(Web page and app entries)
____

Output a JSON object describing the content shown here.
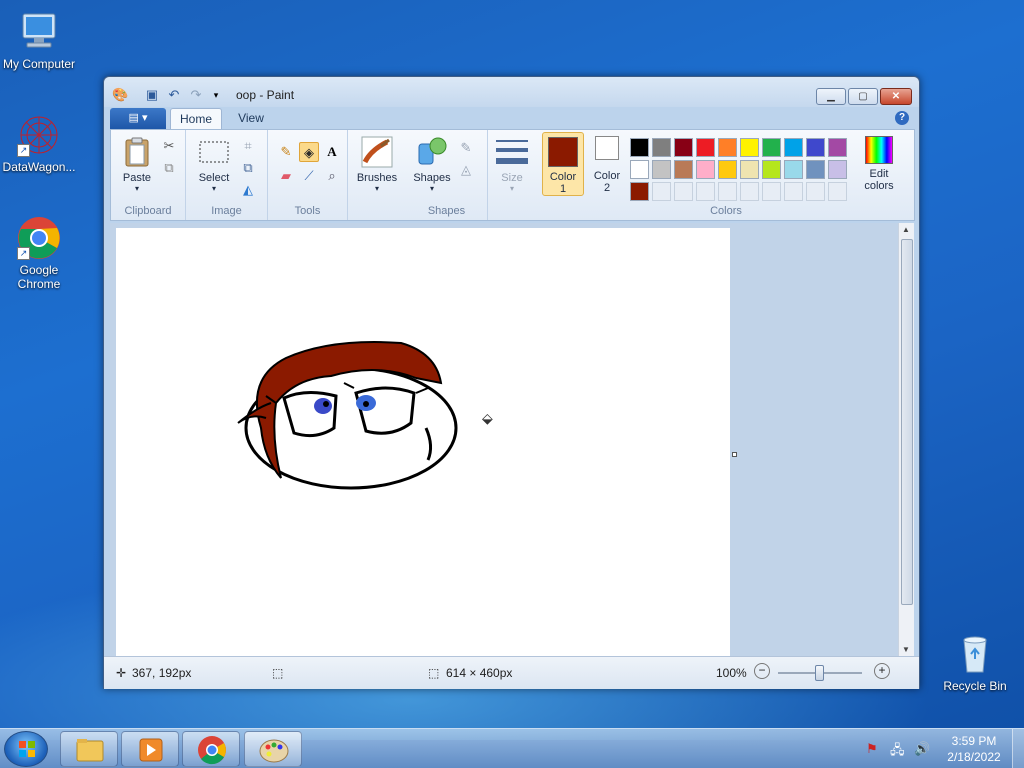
{
  "desktop": {
    "icons": [
      {
        "label": "My Computer"
      },
      {
        "label": "DataWagon..."
      },
      {
        "label": "Google Chrome"
      },
      {
        "label": "Recycle Bin"
      }
    ]
  },
  "window": {
    "title": "oop - Paint",
    "file_tab_glyph": "▤ ▾",
    "tabs": [
      {
        "label": "Home",
        "active": true
      },
      {
        "label": "View",
        "active": false
      }
    ],
    "help_glyph": "?"
  },
  "ribbon": {
    "groups": {
      "clipboard": "Clipboard",
      "image": "Image",
      "tools": "Tools",
      "shapes": "Shapes",
      "colors": "Colors"
    },
    "buttons": {
      "paste": "Paste",
      "select": "Select",
      "brushes": "Brushes",
      "shapes": "Shapes",
      "size": "Size",
      "color1_line1": "Color",
      "color1_line2": "1",
      "color2_line1": "Color",
      "color2_line2": "2",
      "edit_colors_line1": "Edit",
      "edit_colors_line2": "colors"
    },
    "color1": "#8b1a00",
    "color2": "#ffffff",
    "palette_row1": [
      "#000000",
      "#7f7f7f",
      "#880015",
      "#ed1c24",
      "#ff7f27",
      "#fff200",
      "#22b14c",
      "#00a2e8",
      "#3f48cc",
      "#a349a4"
    ],
    "palette_row2": [
      "#ffffff",
      "#c3c3c3",
      "#b97a57",
      "#ffaec9",
      "#ffc90e",
      "#efe4b0",
      "#b5e61d",
      "#99d9ea",
      "#7092be",
      "#c8bfe7"
    ],
    "custom_colors": [
      "#8b1a00"
    ]
  },
  "status": {
    "cursor_pos": "367, 192px",
    "canvas_size": "614 × 460px",
    "zoom": "100%"
  },
  "taskbar": {
    "time": "3:59 PM",
    "date": "2/18/2022"
  }
}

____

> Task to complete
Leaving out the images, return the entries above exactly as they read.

> Finished task
Output a JSON object describing the content shown here.
{
  "desktop": {
    "icons": [
      {
        "label": "My Computer"
      },
      {
        "label": "DataWagon..."
      },
      {
        "label": "Google Chrome"
      },
      {
        "label": "Recycle Bin"
      }
    ]
  },
  "window": {
    "title": "oop - Paint",
    "file_tab_glyph": "▤ ▾",
    "tabs": [
      {
        "label": "Home",
        "active": true
      },
      {
        "label": "View",
        "active": false
      }
    ],
    "help_glyph": "?"
  },
  "ribbon": {
    "groups": {
      "clipboard": "Clipboard",
      "image": "Image",
      "tools": "Tools",
      "shapes": "Shapes",
      "colors": "Colors"
    },
    "buttons": {
      "paste": "Paste",
      "select": "Select",
      "brushes": "Brushes",
      "shapes": "Shapes",
      "size": "Size",
      "color1_line1": "Color",
      "color1_line2": "1",
      "color2_line1": "Color",
      "color2_line2": "2",
      "edit_colors_line1": "Edit",
      "edit_colors_line2": "colors"
    },
    "color1": "#8b1a00",
    "color2": "#ffffff",
    "palette_row1": [
      "#000000",
      "#7f7f7f",
      "#880015",
      "#ed1c24",
      "#ff7f27",
      "#fff200",
      "#22b14c",
      "#00a2e8",
      "#3f48cc",
      "#a349a4"
    ],
    "palette_row2": [
      "#ffffff",
      "#c3c3c3",
      "#b97a57",
      "#ffaec9",
      "#ffc90e",
      "#efe4b0",
      "#b5e61d",
      "#99d9ea",
      "#7092be",
      "#c8bfe7"
    ],
    "custom_colors": [
      "#8b1a00"
    ]
  },
  "status": {
    "cursor_pos": "367, 192px",
    "canvas_size": "614 × 460px",
    "zoom": "100%"
  },
  "taskbar": {
    "time": "3:59 PM",
    "date": "2/18/2022"
  }
}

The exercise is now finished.